What the exercise asks:
Report, as a single figure, how many lines in the records below include "title".

Data for review START

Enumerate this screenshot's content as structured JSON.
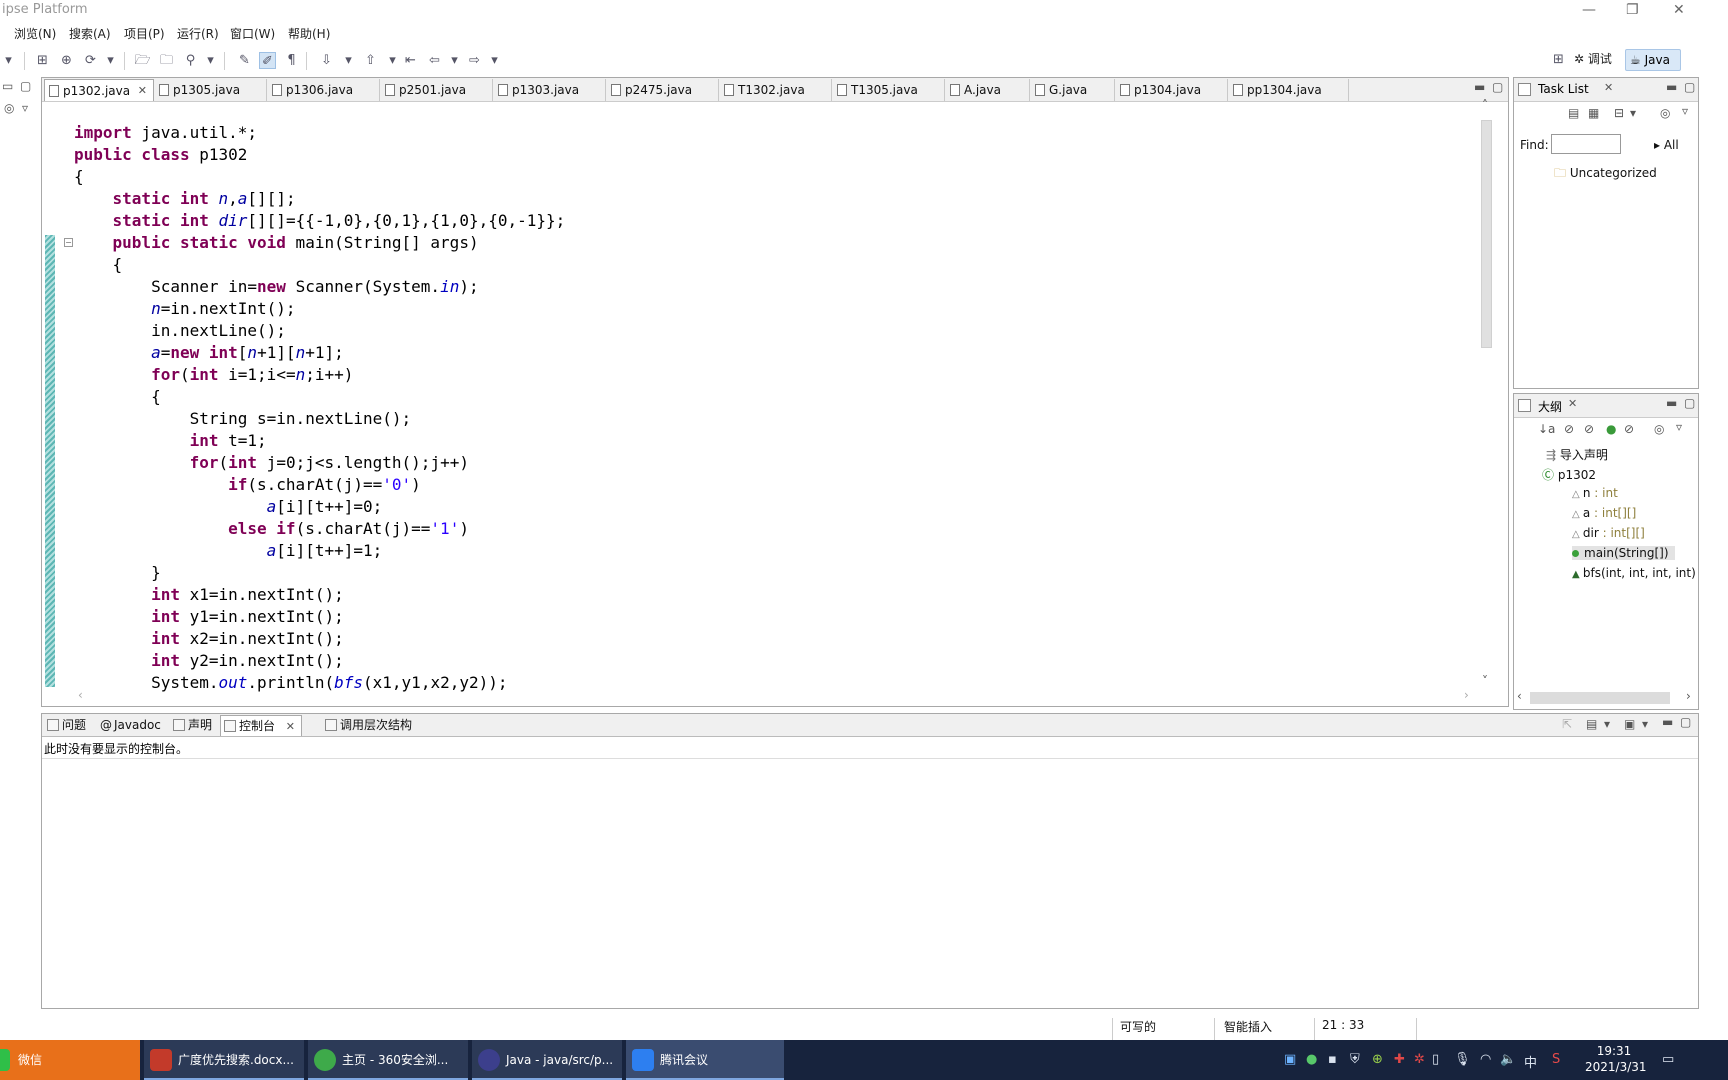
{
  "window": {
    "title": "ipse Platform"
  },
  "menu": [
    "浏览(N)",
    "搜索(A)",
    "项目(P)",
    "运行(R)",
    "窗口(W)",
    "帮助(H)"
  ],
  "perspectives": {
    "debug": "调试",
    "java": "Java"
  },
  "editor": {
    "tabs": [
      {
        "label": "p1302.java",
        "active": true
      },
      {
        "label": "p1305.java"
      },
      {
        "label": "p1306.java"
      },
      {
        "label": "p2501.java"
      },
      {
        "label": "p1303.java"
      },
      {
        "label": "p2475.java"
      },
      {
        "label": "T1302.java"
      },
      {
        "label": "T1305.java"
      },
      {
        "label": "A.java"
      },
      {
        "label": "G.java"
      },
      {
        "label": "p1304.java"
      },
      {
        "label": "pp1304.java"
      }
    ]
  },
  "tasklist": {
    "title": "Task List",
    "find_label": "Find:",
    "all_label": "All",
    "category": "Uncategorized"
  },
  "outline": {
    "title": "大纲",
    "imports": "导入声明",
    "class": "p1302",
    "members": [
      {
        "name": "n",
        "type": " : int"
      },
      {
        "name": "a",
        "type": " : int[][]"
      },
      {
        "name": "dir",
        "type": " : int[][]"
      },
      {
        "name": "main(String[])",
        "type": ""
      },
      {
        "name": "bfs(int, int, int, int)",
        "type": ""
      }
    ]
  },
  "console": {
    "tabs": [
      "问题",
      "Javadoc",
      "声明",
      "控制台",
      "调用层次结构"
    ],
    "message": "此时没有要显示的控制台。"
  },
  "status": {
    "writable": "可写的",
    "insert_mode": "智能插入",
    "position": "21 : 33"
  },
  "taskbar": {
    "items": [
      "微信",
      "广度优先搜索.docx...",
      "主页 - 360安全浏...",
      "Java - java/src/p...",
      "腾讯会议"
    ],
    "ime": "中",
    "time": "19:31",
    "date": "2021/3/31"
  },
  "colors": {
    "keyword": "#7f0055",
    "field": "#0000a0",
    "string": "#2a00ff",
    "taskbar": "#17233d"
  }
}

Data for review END

Final answer:
3